Citizen Four (2014) dir. Laura Poitras, 114 mins.
David France is an Oscar-nominated filmmaker, New York Times best-selling author, and award-winning investigative journalist. His directorial debut HOW TO SURVIVE A PLAGUE is hailed as an innovative and influential piece of storytelling that is credited with renewing a conversation about AIDS in the United States. It is regularly screened in university classrooms, and by community groups and AIDS service organizations. Appearing on over 20 “Best of the Year” lists, including Time and Entertainment Weekly, the documentary earned a GLAAD Award and top honors from the Gotham Awards, the International Documentary Association, the New York Film Critics Circle, the Boston Society of Film Critics, and the Provincetown Film Festival, among many others. After a theatrical run reaching over 30 cities, HOW TO SURVIVE A PLAGUE was aired on PBS’s Independent Lens series, reaching an audience of millions and garnering an Emmy nomination and a Peabody Award. In addition, France has seen his journalistic work inspire several films, including the Peabody-winning Showtime film SOLDIER’S GIRL, based on his New York Times Magazine story of the trans girlfriend of a soldier killed in an anti-gay attack.
How to Survive a Plague (2012), dir. David France
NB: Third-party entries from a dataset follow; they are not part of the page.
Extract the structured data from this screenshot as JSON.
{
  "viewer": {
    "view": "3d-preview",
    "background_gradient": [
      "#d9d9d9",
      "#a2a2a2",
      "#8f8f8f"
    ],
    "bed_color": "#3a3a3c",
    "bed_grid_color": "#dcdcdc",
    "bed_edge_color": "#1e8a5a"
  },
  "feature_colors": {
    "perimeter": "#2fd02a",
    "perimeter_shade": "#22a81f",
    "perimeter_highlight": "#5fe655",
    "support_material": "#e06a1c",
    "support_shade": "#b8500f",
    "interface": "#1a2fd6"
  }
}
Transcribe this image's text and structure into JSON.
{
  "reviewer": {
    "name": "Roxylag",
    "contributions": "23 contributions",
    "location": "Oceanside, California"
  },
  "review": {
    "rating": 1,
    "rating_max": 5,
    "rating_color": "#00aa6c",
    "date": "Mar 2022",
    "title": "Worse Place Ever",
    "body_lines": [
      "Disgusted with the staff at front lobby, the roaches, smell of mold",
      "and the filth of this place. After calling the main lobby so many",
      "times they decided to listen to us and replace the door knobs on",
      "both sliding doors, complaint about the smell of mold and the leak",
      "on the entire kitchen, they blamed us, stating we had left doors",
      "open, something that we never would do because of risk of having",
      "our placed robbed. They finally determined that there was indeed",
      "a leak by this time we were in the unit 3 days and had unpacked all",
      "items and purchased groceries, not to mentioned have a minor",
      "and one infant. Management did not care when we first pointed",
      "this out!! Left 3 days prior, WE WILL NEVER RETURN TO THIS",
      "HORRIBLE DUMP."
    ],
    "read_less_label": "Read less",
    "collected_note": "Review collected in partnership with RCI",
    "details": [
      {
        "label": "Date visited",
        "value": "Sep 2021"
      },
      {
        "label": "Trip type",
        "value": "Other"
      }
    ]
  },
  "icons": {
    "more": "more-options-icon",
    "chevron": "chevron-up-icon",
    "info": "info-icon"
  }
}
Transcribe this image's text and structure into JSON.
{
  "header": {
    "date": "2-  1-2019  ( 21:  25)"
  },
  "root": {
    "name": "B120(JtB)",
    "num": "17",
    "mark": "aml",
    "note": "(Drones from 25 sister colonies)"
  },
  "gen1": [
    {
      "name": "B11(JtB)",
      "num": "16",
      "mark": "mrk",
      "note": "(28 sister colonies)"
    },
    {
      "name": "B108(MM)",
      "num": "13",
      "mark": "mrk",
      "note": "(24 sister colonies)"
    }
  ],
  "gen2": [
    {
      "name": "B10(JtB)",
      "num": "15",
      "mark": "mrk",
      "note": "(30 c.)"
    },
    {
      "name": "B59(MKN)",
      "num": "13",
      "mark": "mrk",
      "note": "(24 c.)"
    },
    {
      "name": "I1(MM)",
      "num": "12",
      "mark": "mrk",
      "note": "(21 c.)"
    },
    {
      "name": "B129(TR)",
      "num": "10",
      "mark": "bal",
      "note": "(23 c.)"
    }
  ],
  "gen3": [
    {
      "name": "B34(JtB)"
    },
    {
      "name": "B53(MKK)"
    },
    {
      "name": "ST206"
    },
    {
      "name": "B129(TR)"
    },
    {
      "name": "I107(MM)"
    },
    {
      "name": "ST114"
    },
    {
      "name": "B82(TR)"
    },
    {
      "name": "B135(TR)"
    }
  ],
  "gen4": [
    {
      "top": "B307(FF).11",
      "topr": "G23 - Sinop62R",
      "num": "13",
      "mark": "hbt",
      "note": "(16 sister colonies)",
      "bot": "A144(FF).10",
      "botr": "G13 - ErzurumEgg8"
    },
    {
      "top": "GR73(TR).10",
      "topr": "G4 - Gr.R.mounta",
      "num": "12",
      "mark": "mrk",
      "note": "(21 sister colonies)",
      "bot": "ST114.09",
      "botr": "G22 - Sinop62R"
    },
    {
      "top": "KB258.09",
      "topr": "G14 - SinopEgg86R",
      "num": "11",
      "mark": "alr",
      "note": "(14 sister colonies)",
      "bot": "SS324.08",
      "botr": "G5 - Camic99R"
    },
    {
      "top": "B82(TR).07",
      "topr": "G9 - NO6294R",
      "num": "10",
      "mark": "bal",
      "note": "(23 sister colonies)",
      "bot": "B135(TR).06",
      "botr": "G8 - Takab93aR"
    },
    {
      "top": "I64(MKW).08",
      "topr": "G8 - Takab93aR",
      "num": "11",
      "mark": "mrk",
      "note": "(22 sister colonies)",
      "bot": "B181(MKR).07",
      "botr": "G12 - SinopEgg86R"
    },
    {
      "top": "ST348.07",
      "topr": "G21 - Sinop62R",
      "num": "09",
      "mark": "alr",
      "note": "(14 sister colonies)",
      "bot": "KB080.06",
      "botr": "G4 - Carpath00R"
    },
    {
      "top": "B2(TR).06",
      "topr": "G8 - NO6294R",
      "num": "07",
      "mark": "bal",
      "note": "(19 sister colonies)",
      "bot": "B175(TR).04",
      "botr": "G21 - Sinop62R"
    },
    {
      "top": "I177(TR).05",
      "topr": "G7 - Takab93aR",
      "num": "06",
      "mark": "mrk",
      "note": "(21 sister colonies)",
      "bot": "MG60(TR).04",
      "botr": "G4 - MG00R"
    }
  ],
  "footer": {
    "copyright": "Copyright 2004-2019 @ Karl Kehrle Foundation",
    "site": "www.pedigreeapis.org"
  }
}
Alison S.M Kobayashi is an artist working in video, performance, installation and drawing. She was born in Mississauga, Canada where she received a BA from the University of Toronto. She now lives in Brooklyn where she is the Special Projects Director at UnionDocs, a Center for Documentary Art. In her work, Kobayashi performs a variety of characters that are both studiously and playfully rendered. These personas are inspired by Kobayashi’s extensive collection of lost, discarded and donated objects; ranging from answering machine tapes purchased at a secondhand shop to a love letter left on a sidewalk. Through repeated interaction with the objects (listening, transcribing, re-enactment, play) narratives and imagery begin to manifest and inspire performances, videos, installations and drawings. The results are humorous, low-fi artifacts of an artist embodying the lives of others. Kobayashi’s short videos have been exhibited and screened widely in Canada, the United States and overseas. She was a guest artist at the 2008 Flaherty Film Seminar and her body of work was a Spotlight Presentation at Video Out, Jakarta International Film Festival, Indonesia. In 2012, she was commissioned by Les Subsistances in Lyon, France to produce her first live performance, Defense Mechanism.
Selfie GIFs (2014), performance by Alison Kobayashi
Registration & Cancellation: To register for a workshop, students must pay in full via PayPal. After the early registration deadline of Sept 1, course fees are not refundable or transferable and any withdrawals or deadlines will result in the full cost of the class being forfeit. There will be no exceptions. To withdraw from a course please email info-at-uniondocs.org.
In the event that a workshop does not receive sufficient enrollment, it may be canceled. Students will be notified at least 48 hours prior to the start of a cancelled workshop and will be refunded within 5 business days. If we reschedule a workshop to another date, students are also entitled to a full refund. UnionDocs reserves the right to change instructors without prior notification, and to change class location and meeting times by up to an hour with 48 hours prior notice.